- Task directions: Please copy out every line in the entries that includes the word "External".
-- Opening Marker --
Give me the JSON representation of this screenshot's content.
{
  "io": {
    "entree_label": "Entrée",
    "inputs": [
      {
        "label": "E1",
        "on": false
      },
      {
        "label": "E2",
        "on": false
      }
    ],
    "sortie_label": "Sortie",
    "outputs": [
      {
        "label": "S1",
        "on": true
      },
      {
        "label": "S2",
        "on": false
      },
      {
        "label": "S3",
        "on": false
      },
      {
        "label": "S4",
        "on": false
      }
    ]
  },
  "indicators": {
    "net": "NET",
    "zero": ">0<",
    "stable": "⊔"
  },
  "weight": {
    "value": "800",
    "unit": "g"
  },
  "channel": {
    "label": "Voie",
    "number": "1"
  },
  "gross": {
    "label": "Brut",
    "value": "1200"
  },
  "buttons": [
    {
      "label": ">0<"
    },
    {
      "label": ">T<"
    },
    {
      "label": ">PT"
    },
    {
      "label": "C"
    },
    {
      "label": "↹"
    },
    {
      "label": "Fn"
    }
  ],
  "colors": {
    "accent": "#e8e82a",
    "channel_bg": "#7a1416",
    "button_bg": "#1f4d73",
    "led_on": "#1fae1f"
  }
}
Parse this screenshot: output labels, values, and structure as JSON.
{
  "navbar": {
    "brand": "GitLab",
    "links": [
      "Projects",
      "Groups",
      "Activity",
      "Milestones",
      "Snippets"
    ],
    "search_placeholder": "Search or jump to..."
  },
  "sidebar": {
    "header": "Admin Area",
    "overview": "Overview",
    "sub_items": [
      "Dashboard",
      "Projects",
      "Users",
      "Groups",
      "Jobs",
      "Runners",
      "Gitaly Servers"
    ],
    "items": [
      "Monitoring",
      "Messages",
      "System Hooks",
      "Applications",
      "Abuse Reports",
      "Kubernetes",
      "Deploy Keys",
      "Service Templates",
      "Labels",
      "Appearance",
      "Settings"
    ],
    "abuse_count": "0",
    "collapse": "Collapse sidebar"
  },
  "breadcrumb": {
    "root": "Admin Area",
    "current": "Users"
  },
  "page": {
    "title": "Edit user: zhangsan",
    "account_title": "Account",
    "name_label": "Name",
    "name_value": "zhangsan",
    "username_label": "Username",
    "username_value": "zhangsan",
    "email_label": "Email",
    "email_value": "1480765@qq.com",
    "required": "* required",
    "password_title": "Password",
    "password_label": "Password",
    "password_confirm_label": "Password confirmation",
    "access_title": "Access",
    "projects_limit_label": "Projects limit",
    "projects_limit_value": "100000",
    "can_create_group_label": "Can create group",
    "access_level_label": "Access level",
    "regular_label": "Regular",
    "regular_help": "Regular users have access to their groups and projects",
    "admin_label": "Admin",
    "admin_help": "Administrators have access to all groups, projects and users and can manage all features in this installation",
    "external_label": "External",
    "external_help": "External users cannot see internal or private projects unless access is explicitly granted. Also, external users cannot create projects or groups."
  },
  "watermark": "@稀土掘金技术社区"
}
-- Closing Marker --
- Answer space:
    "external_label": "External",
    "external_help": "External users cannot see internal or private projects unless access is explicitly granted. Also, external users cannot create projects or groups."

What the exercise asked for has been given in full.